GambleAware calls for standardised gambling payment blocking
GambleAware has urged the government, financial institutions and regulators to ensure all consumers have the ability to block gambling transactions, after a new study estimated that 28m personal bank accounts in the UK do not yet have access to this functionality.
Carried out by researchers at the University of Bristol's Personal Finance Research Centre (PFRC), A Blueprint for Bank Card Gambling Blockers found that eight banks currently offer gambling transaction blocking technology. This covers 60% of personal current accounts in the UK, representing roughly 49m accounts.
The software is also available to 40% of credit cards, or 26m accounts, though a ban on using credit cards to fund gambling has been in place since 14 April this year.
However, outside of these eight banks the tools are not yet readily available to account holders, the report noted. This means more than 28m accounts do not have the ability to block gambling products.
In terms of current usage of blocking tools, aggregated data and statistics shared by financial institutions showed that around 500,000 customers across all banks that offer this option have used the feature. According to data from one bank, those who used a blocker stopped an average of two to three gambling transactions per month, or between 390,000 and 585,000 transactions.
Researchers also noted the effectiveness of the current blocking tools available, saying that while these do work, improvements are required in order to offer greater protection to consumers.
Of the eight banks that offer blockers, three blockers could be turned on and off immediately, and therefore act more like a lock function rather than a blocker, while some customers had been able to find a way around the block in order to gamble. Furthermore, blocking functionality tends to be only available on certain products, and in some cases can only be managed via certain channels.
The report went on to raise concerns that not all customers were being made aware of blocking tools, with some 43% of respondents to an online survey saying they did not know the feature was available on their accounts.
“We examined the effectiveness of all existing blockers and found that serious changes are required,” PRFC research director Professor Sharon Collard said. “The people affected by gambling harms who took part in the review stated that the more positive friction that can be built into a bank blocker, the more effective it can be.
“It is vital, therefore, that the blockers cannot just be turned on and off, as the benefits of the technology become redundant. Instead, we recommend all financial service firms require consumers to wait at least two days between requesting to turn the blocker off, and the blocker technology stopping.
“We are calling on the Financial Conduct Authority to urgently recommend that gambling blocks are standard on all debit and credit cards.”
In response to the report, both the PRFC and GambleAware put forward a series of recommendations that they said would help to improve access to blocking, as well as the quality of these tools.

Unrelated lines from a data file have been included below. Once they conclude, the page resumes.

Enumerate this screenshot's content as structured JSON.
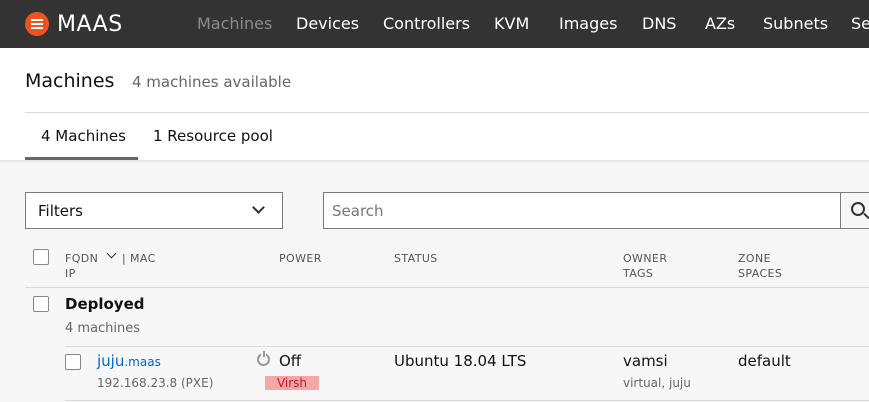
{
  "app": {
    "logo_text": "MAAS",
    "nav": [
      "Machines",
      "Devices",
      "Controllers",
      "KVM",
      "Images",
      "DNS",
      "AZs",
      "Subnets",
      "Se"
    ],
    "active_nav": "Machines"
  },
  "header": {
    "title": "Machines",
    "subtitle": "4 machines available",
    "tabs": [
      "4 Machines",
      "1 Resource pool"
    ],
    "active_tab": "4 Machines"
  },
  "controls": {
    "filters_label": "Filters",
    "search_placeholder": "Search",
    "search_value": ""
  },
  "table": {
    "columns": {
      "fqdn": "FQDN",
      "mac": "| MAC",
      "ip": "IP",
      "power": "POWER",
      "status": "STATUS",
      "owner": "OWNER",
      "tags": "TAGS",
      "zone": "ZONE",
      "spaces": "SPACES"
    },
    "group": {
      "title": "Deployed",
      "count": "4 machines"
    },
    "rows": [
      {
        "host": "juju",
        "domain": ".maas",
        "ip": "192.168.23.8 (PXE)",
        "power": "Off",
        "power_type": "Virsh",
        "status": "Ubuntu 18.04 LTS",
        "owner": "vamsi",
        "tags": "virtual, juju",
        "zone": "default"
      }
    ]
  },
  "colors": {
    "nav_bg": "#333333",
    "brand": "#e95420",
    "link": "#0066cc",
    "power_type_bg": "#f4a7a7",
    "power_type_text": "#c7162b"
  },
  "icons": [
    "maas-logo-icon",
    "chevron-down-icon",
    "search-icon",
    "power-icon"
  ]
}
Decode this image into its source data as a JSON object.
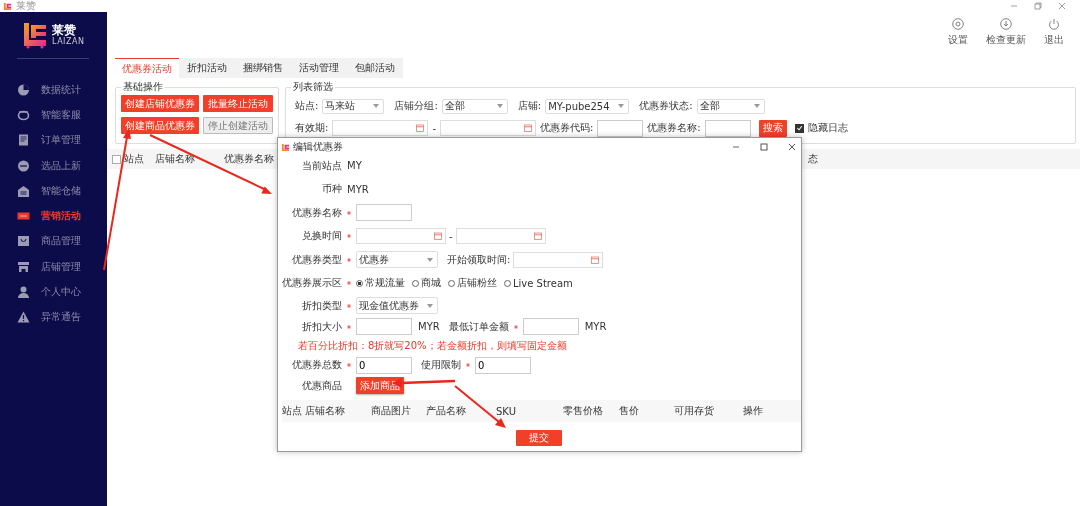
{
  "app_title": "莱赞",
  "logo": {
    "name": "莱赞",
    "subtitle": "LAIZAN"
  },
  "sidebar": {
    "items": [
      {
        "label": "数据统计",
        "kind": "chart",
        "selected": false
      },
      {
        "label": "智能客服",
        "kind": "service",
        "selected": false
      },
      {
        "label": "订单管理",
        "kind": "order",
        "selected": false
      },
      {
        "label": "选品上新",
        "kind": "new",
        "selected": false
      },
      {
        "label": "智能仓储",
        "kind": "warehouse",
        "selected": false
      },
      {
        "label": "营销活动",
        "kind": "sale",
        "selected": true
      },
      {
        "label": "商品管理",
        "kind": "bag",
        "selected": false
      },
      {
        "label": "店铺管理",
        "kind": "store",
        "selected": false
      },
      {
        "label": "个人中心",
        "kind": "person",
        "selected": false
      },
      {
        "label": "异常通告",
        "kind": "warning",
        "selected": false
      }
    ]
  },
  "toolbar": [
    {
      "label": "设置",
      "kind": "settings"
    },
    {
      "label": "检查更新",
      "kind": "update"
    },
    {
      "label": "退出",
      "kind": "power"
    }
  ],
  "tabs": [
    {
      "label": "优惠券活动",
      "selected": true
    },
    {
      "label": "折扣活动",
      "selected": false
    },
    {
      "label": "捆绑销售",
      "selected": false
    },
    {
      "label": "活动管理",
      "selected": false
    },
    {
      "label": "包邮活动",
      "selected": false
    }
  ],
  "basic_ops": {
    "title": "基础操作",
    "buttons": [
      {
        "label": "创建店铺优惠券",
        "disabled": false
      },
      {
        "label": "批量终止活动",
        "disabled": false
      },
      {
        "label": "创建商品优惠券",
        "disabled": false
      },
      {
        "label": "停止创建活动",
        "disabled": true
      }
    ]
  },
  "filters": {
    "title": "列表筛选",
    "selects": [
      {
        "label": "站点:",
        "value": "马来站"
      },
      {
        "label": "店铺分组:",
        "value": "全部"
      },
      {
        "label": "店铺:",
        "value": "MY-pube254"
      },
      {
        "label": "优惠券状态:",
        "value": "全部"
      }
    ],
    "validity_label": "有效期:",
    "separator": "-",
    "code_label": "优惠券代码:",
    "name_label": "优惠券名称:",
    "search_button": "搜索",
    "hide_log": {
      "label": "隐藏日志",
      "checked": true
    }
  },
  "table": {
    "select_all_checked": false,
    "columns": [
      "站点",
      "店铺名称",
      "优惠券名称",
      "态"
    ]
  },
  "dialog": {
    "title": "编辑优惠券",
    "info": [
      {
        "label": "当前站点",
        "value": "MY"
      },
      {
        "label": "币种",
        "value": "MYR"
      }
    ],
    "coupon_name": {
      "label": "优惠券名称",
      "required": true
    },
    "redeem_time": {
      "label": "兑换时间",
      "required": true,
      "separator": "-"
    },
    "coupon_type": {
      "label": "优惠券类型",
      "required": true,
      "value": "优惠券",
      "start_label": "开始领取时间:"
    },
    "display": {
      "label": "优惠券展示区",
      "required": true,
      "options": [
        {
          "label": "常规流量",
          "selected": true
        },
        {
          "label": "商城",
          "selected": false
        },
        {
          "label": "店铺粉丝",
          "selected": false
        },
        {
          "label": "Live Stream",
          "selected": false
        }
      ]
    },
    "discount_type": {
      "label": "折扣类型",
      "required": true,
      "value": "现金值优惠券"
    },
    "discount_amount": {
      "label": "折扣大小",
      "required": true,
      "unit": "MYR",
      "min_label": "最低订单金额",
      "min_required": true,
      "min_unit": "MYR"
    },
    "hint": "若百分比折扣：8折就写20%；若金额折扣，则填写固定金额",
    "total": {
      "label": "优惠券总数",
      "required": true,
      "value": "0",
      "limit_label": "使用限制",
      "limit_required": true,
      "limit_value": "0"
    },
    "products": {
      "label": "优惠商品",
      "button": "添加商品",
      "columns": [
        "站点",
        "店铺名称",
        "商品图片",
        "产品名称",
        "SKU",
        "零售价格",
        "售价",
        "可用存货",
        "操作"
      ]
    },
    "submit": "提交"
  }
}
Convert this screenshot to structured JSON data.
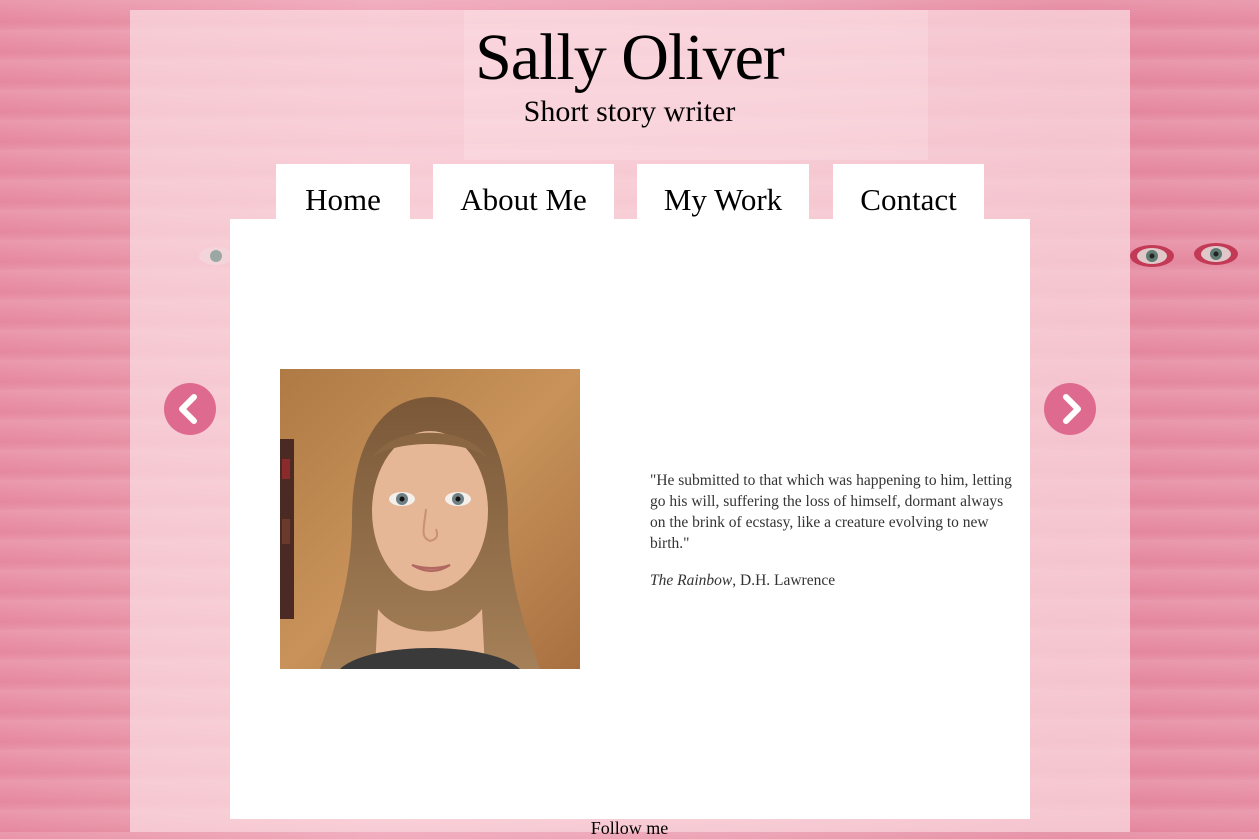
{
  "header": {
    "title": "Sally Oliver",
    "subtitle": "Short story writer"
  },
  "nav": {
    "tabs": [
      {
        "label": "Home"
      },
      {
        "label": "About Me"
      },
      {
        "label": "My Work"
      },
      {
        "label": "Contact"
      }
    ]
  },
  "slider": {
    "prev_icon": "chevron-left-icon",
    "next_icon": "chevron-right-icon",
    "accent_color": "#de6b8f"
  },
  "slide": {
    "image_alt": "Portrait photo",
    "quote": "\"He submitted to that which was happening to him, letting go his will, suffering the loss of himself, dormant always on the brink of ecstasy, like a creature evolving to new birth.\"",
    "source_title": "The Rainbow",
    "source_author": ", D.H. Lawrence"
  },
  "footer": {
    "follow_label": "Follow me"
  }
}
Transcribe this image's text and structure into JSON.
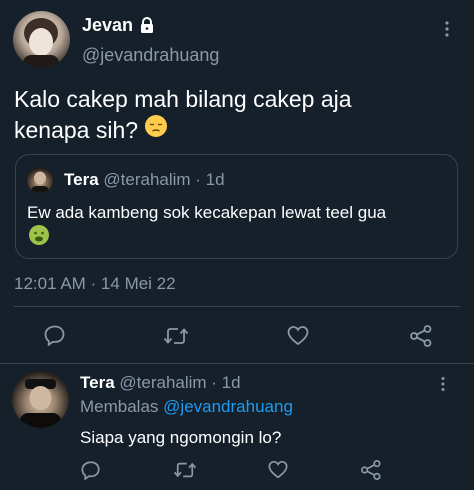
{
  "main_tweet": {
    "author_name": "Jevan",
    "author_handle": "@jevandrahuang",
    "text_line1": "Kalo cakep mah bilang cakep aja",
    "text_line2": "kenapa sih?",
    "timestamp": "12:01 AM · 14 Mei 22"
  },
  "quoted_tweet": {
    "author_name": "Tera",
    "author_meta": "@terahalim · 1d",
    "text": "Ew ada kambeng sok kecakepan lewat teel gua"
  },
  "reply": {
    "author_name": "Tera",
    "author_meta": "@terahalim · 1d",
    "replying_prefix": "Membalas",
    "replying_to": "@jevandrahuang",
    "text": "Siapa yang ngomongin lo?"
  },
  "icons": {
    "lock": "lock-icon",
    "more": "more-options-icon",
    "reply": "reply-icon",
    "retweet": "retweet-icon",
    "like": "like-icon",
    "share": "share-icon"
  },
  "colors": {
    "background": "#15202b",
    "muted": "#8b98a5",
    "link": "#1d9bf0",
    "border": "#38444d"
  }
}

Both banks and regulators should work with experts by experience - those with lived experience of gambling harm - to design products, services and interventions for people negatively affected by gambling, they said. This should be supported by enhanced guidance and policies to protect vulnerable customers.
Blockers should be made a standard feature across all bank cards, with financial institutions encouraged to highlight all available tools to help control gambling, supported by a cross-sector awareness raising camaign. All blocking tools should be built with a time-released lock so that the customer cannot immediately undo the transaction freeze.
The report also called on the Financial Conduct Authority to recommend that every new debit and credit card be designed with spending controls as standard. The government should also create legal and regulatory conditions to encourage the financial services sector to develop a range of consumer spending controls, it added.
Despite credit cards having been banned for gambling use by the Gambling Commission, GambleAware and the PRFC suggested that blocking functionality should be built into these products as standard to ensure the prohibition was effective.
In addition, the report urged credit reference agencies to work together to offer a ‘one-stop shop’ for customers to add a notice of correction to their credit files.
“Keeping people safe from gambling harms requires banks to play their full part in providing consumers with effective means to block gambling transactions," GambleAware chief executive Marc Etches said. “While some banks have taken proactive steps to help shield their customers from gambling harms, the findings of this research indicate that improvements can and should be made.
“We encourage the banking industry to work together alongside the government and regulators to implement the proposed recommendations.”